----- Dataset records
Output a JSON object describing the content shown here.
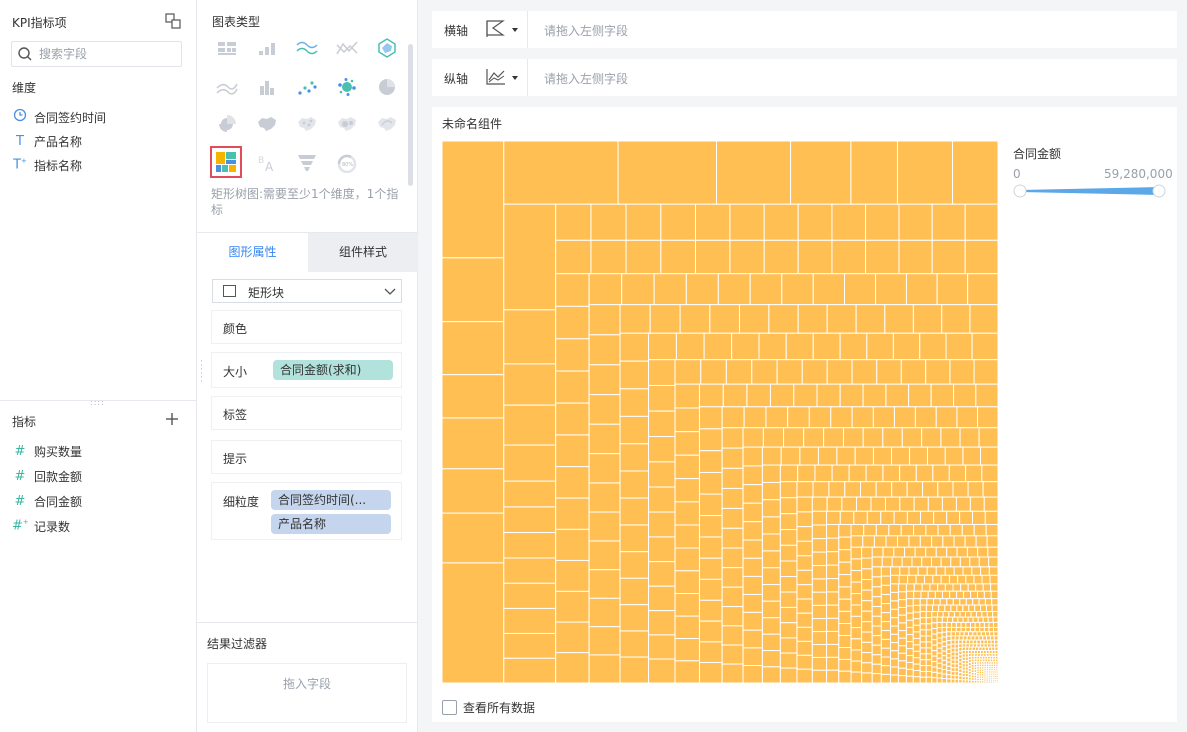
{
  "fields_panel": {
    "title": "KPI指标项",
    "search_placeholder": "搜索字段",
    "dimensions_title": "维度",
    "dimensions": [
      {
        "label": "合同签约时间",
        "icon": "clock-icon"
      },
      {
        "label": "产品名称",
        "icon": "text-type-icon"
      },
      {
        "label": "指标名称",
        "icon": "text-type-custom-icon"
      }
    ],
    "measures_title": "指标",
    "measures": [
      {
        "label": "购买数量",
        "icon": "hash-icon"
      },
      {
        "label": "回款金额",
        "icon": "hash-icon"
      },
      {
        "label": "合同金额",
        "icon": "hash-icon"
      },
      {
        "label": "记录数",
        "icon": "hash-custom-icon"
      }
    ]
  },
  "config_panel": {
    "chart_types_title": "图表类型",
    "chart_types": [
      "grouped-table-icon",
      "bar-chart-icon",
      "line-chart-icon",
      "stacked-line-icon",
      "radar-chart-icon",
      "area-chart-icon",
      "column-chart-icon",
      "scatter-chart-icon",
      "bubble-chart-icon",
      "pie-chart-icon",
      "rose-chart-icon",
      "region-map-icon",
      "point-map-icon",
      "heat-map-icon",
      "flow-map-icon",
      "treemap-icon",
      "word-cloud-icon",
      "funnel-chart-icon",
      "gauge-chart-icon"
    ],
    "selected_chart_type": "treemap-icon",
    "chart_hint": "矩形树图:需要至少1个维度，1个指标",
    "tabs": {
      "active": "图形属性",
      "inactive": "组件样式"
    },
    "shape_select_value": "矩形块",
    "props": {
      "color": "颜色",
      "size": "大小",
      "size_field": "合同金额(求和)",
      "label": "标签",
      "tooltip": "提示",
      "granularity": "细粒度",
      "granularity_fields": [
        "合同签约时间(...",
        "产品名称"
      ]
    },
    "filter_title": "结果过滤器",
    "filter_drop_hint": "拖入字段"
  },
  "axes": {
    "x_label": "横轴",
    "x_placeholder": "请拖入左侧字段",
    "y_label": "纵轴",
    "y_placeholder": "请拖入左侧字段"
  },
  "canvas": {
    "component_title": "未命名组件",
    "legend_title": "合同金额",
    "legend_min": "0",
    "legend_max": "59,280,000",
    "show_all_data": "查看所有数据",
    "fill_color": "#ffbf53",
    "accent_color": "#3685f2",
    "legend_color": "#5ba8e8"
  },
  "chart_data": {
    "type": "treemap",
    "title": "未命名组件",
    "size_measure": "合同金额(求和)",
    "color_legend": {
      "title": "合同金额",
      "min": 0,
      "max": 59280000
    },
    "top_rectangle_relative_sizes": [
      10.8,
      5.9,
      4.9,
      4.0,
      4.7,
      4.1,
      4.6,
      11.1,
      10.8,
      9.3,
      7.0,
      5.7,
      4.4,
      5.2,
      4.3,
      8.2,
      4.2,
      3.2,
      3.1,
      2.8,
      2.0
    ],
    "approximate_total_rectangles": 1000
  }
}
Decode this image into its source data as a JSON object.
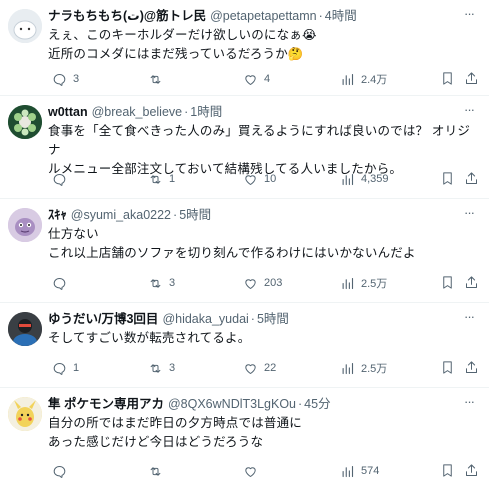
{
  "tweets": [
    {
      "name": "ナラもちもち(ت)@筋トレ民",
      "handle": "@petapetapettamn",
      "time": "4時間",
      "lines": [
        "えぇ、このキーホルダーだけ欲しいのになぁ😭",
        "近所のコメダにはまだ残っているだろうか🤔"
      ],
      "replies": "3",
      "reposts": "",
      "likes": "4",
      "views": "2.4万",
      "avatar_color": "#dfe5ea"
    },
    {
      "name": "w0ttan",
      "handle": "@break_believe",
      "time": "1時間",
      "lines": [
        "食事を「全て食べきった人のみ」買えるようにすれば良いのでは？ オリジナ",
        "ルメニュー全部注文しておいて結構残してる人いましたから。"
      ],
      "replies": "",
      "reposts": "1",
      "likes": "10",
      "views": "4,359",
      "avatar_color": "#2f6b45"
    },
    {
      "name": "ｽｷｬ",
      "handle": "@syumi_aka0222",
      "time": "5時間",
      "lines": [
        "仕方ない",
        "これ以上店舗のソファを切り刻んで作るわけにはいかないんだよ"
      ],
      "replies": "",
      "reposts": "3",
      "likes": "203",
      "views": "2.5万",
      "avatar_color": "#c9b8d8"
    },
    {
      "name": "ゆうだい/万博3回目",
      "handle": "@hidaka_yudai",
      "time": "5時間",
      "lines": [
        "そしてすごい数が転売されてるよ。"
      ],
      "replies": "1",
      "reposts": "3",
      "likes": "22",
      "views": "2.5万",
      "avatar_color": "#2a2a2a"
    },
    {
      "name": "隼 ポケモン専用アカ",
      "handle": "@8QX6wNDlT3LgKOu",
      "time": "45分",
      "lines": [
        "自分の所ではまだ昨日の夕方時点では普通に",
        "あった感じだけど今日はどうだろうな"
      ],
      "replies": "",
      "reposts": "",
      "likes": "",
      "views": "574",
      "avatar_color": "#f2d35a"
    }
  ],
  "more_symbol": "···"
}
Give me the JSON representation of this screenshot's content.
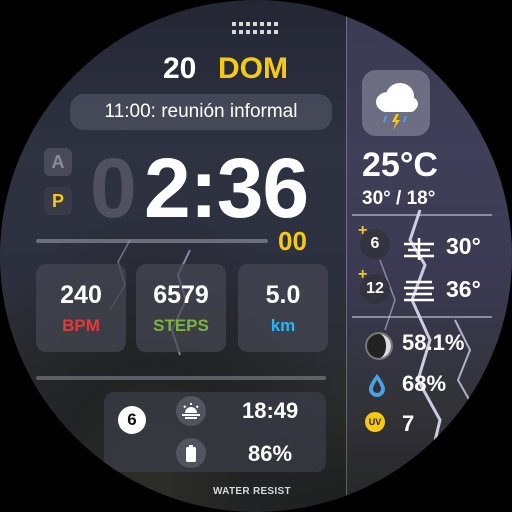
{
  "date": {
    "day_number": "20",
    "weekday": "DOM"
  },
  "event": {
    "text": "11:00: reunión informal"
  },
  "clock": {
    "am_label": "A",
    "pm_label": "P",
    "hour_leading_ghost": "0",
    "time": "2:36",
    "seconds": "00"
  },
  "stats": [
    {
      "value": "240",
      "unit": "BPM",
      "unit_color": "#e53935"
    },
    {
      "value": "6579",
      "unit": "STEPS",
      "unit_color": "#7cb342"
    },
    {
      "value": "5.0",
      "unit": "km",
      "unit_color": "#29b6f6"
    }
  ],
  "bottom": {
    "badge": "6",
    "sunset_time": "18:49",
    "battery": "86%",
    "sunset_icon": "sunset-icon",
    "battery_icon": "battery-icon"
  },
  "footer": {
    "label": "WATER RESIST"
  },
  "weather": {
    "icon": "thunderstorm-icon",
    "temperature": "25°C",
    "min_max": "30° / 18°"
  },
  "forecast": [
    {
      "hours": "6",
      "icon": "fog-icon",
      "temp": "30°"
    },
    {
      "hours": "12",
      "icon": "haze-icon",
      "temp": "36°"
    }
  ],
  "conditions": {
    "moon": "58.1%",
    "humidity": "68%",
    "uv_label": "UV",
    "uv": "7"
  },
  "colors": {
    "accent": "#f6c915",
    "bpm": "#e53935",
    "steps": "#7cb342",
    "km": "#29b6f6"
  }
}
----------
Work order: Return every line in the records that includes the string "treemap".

Solution to this exercise:
      "treemap-icon",
    "selected_chart_type": "treemap-icon",
    "type": "treemap",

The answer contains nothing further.